Annie Crawford Presents at a National Conference

Honors College senior Annie Crawford’s research on Angelica Schuyler Church, who corresponded with some of the most famous figures of the early United States, reflects her passion for women’s rhetoric. To date, the most memorable experience of her study was presenting her work at the Conference on College Composition and Communication in March in Kansas City. The annual conference is the largest gathering of college teachers of writing and communication in the United States.

“It felt like going to the big leagues. I was surrounded by people whose scholarship I had read in my classes. I got advice about where to go with my project and where to go to graduate school. A few people gave me their cards and told me to look into their programs,” says Annie, who is an English major and is considering going to graduate school to become an English professor.

Annie began the project in Dr. Jane Greer’s class on women and rhetoric at UMKC. Intrigued by Schuyler Church’s character in the musical, Hamilton, which she saw in New York City in March 2016, Annie studied Schuyler Church’s letters to Alexander Hamilton and Thomas Jefferson. With financial support from the UMKC English Department, Annie attended the Naylor Workshop for Undergraduate Research in Writing Studies at York College of Pennsylvania and decided to expand her work into a senior honors thesis and a capstone project for her major. Guided by Dr. Greer as her faculty mentor, Annie received a SUROP grant to travel to Albany, New York, and tour Schuyler Church’s childhood home.

“I began to understand that women are remembered in unique ways in different places,” says Annie. “To remember them today, we have to shift the spotlight to their stories.”
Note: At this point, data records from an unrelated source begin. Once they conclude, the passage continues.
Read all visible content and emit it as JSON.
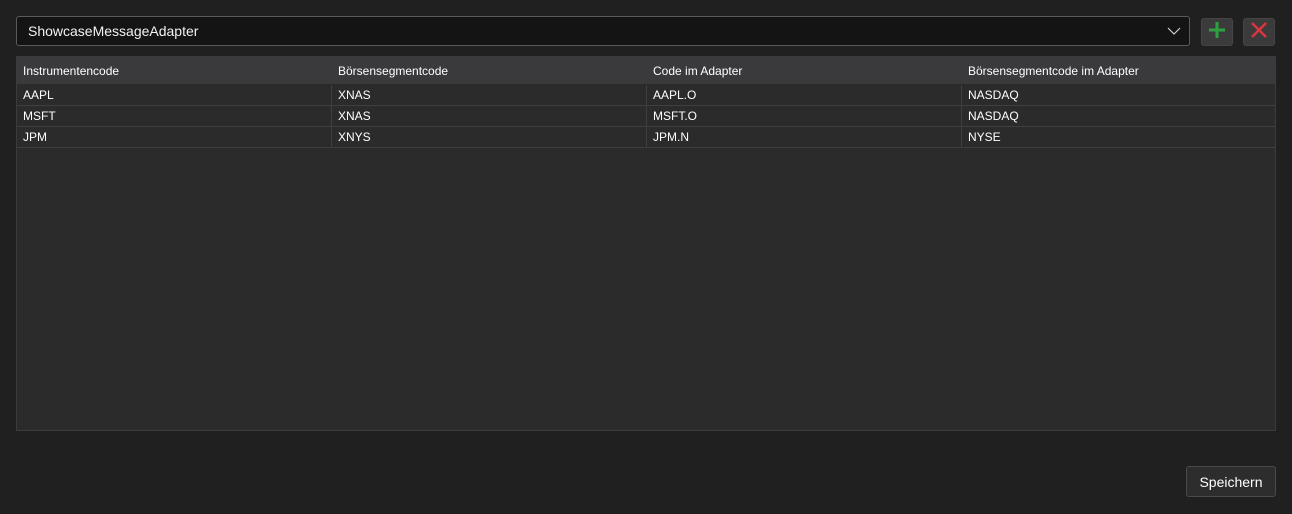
{
  "adapter_selector": {
    "selected": "ShowcaseMessageAdapter",
    "chevron_icon": "chevron-down-icon"
  },
  "toolbar": {
    "add_icon": "plus-icon",
    "add_color": "#2ea043",
    "remove_icon": "close-icon",
    "remove_color": "#d9363e"
  },
  "grid": {
    "columns": [
      "Instrumentencode",
      "Börsensegmentcode",
      "Code im Adapter",
      "Börsensegmentcode im Adapter"
    ],
    "rows": [
      [
        "AAPL",
        "XNAS",
        "AAPL.O",
        "NASDAQ"
      ],
      [
        "MSFT",
        "XNAS",
        "MSFT.O",
        "NASDAQ"
      ],
      [
        "JPM",
        "XNYS",
        "JPM.N",
        "NYSE"
      ]
    ]
  },
  "footer": {
    "save_label": "Speichern"
  }
}
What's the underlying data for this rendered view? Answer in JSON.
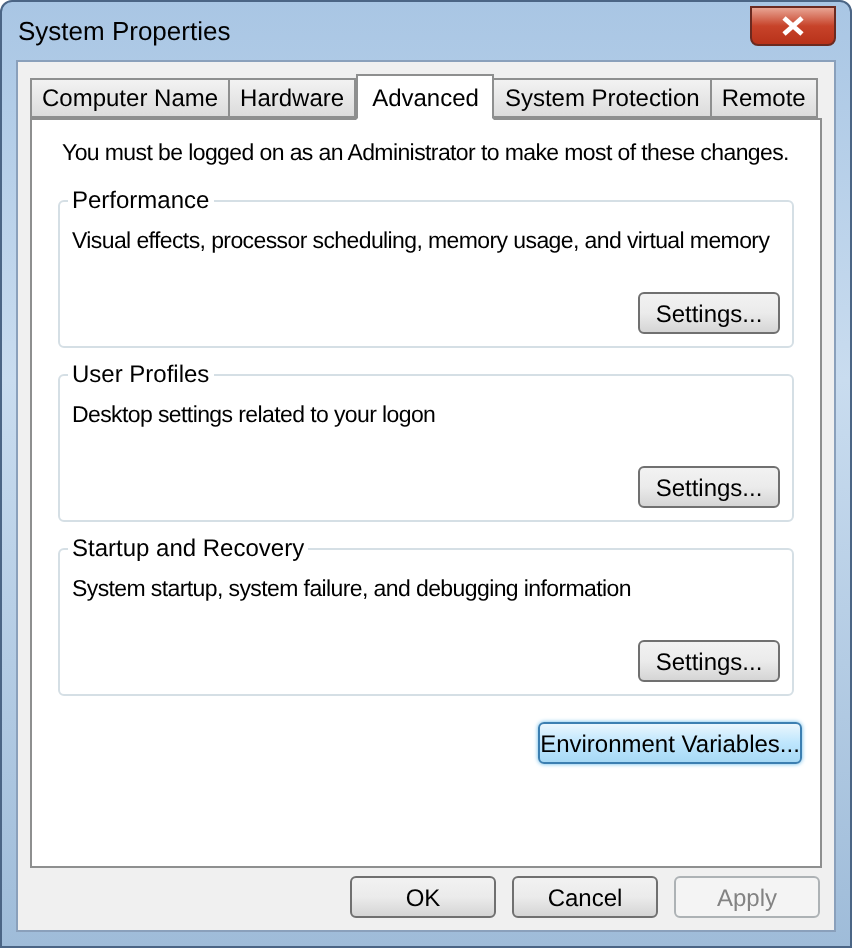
{
  "window": {
    "title": "System Properties"
  },
  "tabs": [
    {
      "label": "Computer Name",
      "selected": false
    },
    {
      "label": "Hardware",
      "selected": false
    },
    {
      "label": "Advanced",
      "selected": true
    },
    {
      "label": "System Protection",
      "selected": false
    },
    {
      "label": "Remote",
      "selected": false
    }
  ],
  "notice": "You must be logged on as an Administrator to make most of these changes.",
  "groups": [
    {
      "title": "Performance",
      "description": "Visual effects, processor scheduling, memory usage, and virtual memory",
      "button": "Settings..."
    },
    {
      "title": "User Profiles",
      "description": "Desktop settings related to your logon",
      "button": "Settings..."
    },
    {
      "title": "Startup and Recovery",
      "description": "System startup, system failure, and debugging information",
      "button": "Settings..."
    }
  ],
  "environment_button": {
    "label": "Environment Variables...",
    "focused": true
  },
  "buttons": [
    {
      "label": "OK",
      "disabled": false
    },
    {
      "label": "Cancel",
      "disabled": false
    },
    {
      "label": "Apply",
      "disabled": true
    }
  ]
}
As the former editor of Lucerna, the interdisciplinary undergraduate research journal published annually by the Honors College, Annie recognizes the many benefits of undergraduate research. “Working on a research project with my faculty mentor helped me develop my writing and presentation skills. It involved a lot of hard work, but I have no doubt it’s made me a better scholar.”